Provided records section start
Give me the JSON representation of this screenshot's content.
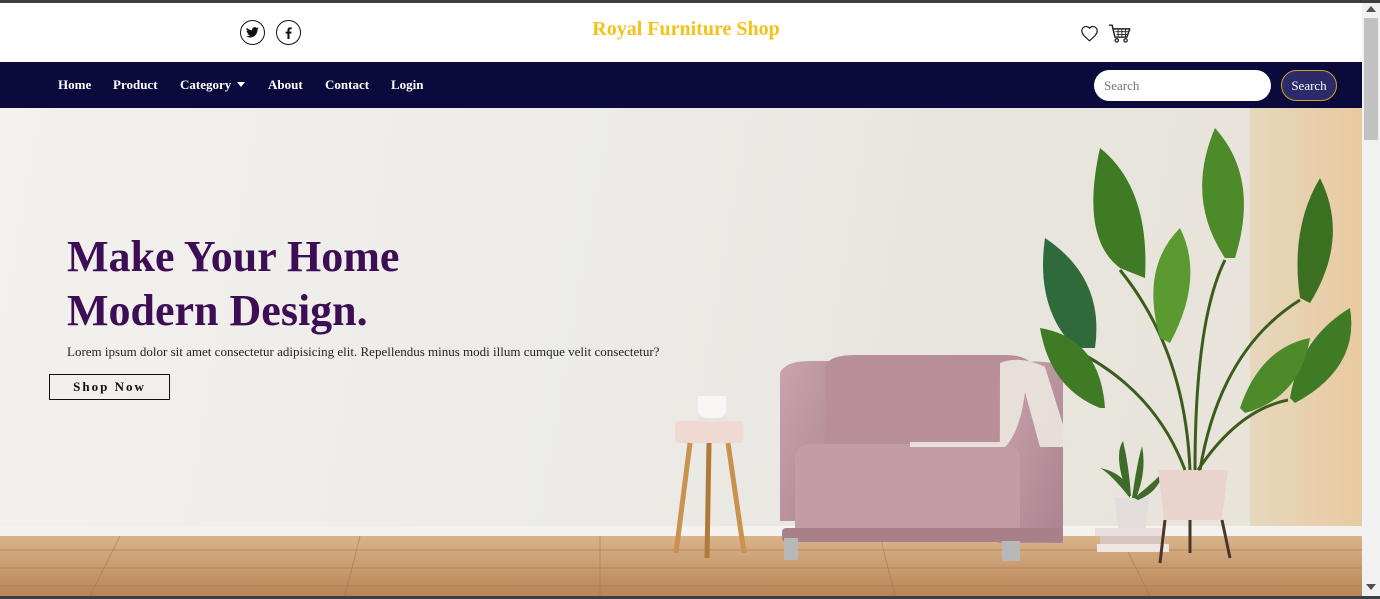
{
  "header": {
    "brand": "Royal Furniture Shop",
    "social": [
      {
        "name": "twitter-icon"
      },
      {
        "name": "facebook-icon"
      }
    ],
    "icons": [
      "heart-icon",
      "cart-icon"
    ]
  },
  "nav": {
    "items": [
      {
        "label": "Home"
      },
      {
        "label": "Product"
      },
      {
        "label": "Category"
      },
      {
        "label": "About"
      },
      {
        "label": "Contact"
      },
      {
        "label": "Login"
      }
    ],
    "search_placeholder": "Search",
    "search_button": "Search"
  },
  "hero": {
    "title_line1": "Make Your Home",
    "title_line2": "Modern Design.",
    "subtitle": "Lorem ipsum dolor sit amet consectetur adipisicing elit. Repellendus minus modi illum cumque velit consectetur?",
    "button": "Shop Now"
  },
  "colors": {
    "brand": "#f5c117",
    "navbar": "#0b0a3c",
    "hero_title": "#3d0d55"
  }
}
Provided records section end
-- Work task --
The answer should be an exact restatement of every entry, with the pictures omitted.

-- Written response --
Give me the JSON representation of this screenshot's content.
{
  "header": {
    "brand": "Royal Furniture Shop",
    "social": [
      {
        "name": "twitter-icon"
      },
      {
        "name": "facebook-icon"
      }
    ],
    "icons": [
      "heart-icon",
      "cart-icon"
    ]
  },
  "nav": {
    "items": [
      {
        "label": "Home"
      },
      {
        "label": "Product"
      },
      {
        "label": "Category"
      },
      {
        "label": "About"
      },
      {
        "label": "Contact"
      },
      {
        "label": "Login"
      }
    ],
    "search_placeholder": "Search",
    "search_button": "Search"
  },
  "hero": {
    "title_line1": "Make Your Home",
    "title_line2": "Modern Design.",
    "subtitle": "Lorem ipsum dolor sit amet consectetur adipisicing elit. Repellendus minus modi illum cumque velit consectetur?",
    "button": "Shop Now"
  },
  "colors": {
    "brand": "#f5c117",
    "navbar": "#0b0a3c",
    "hero_title": "#3d0d55"
  }
}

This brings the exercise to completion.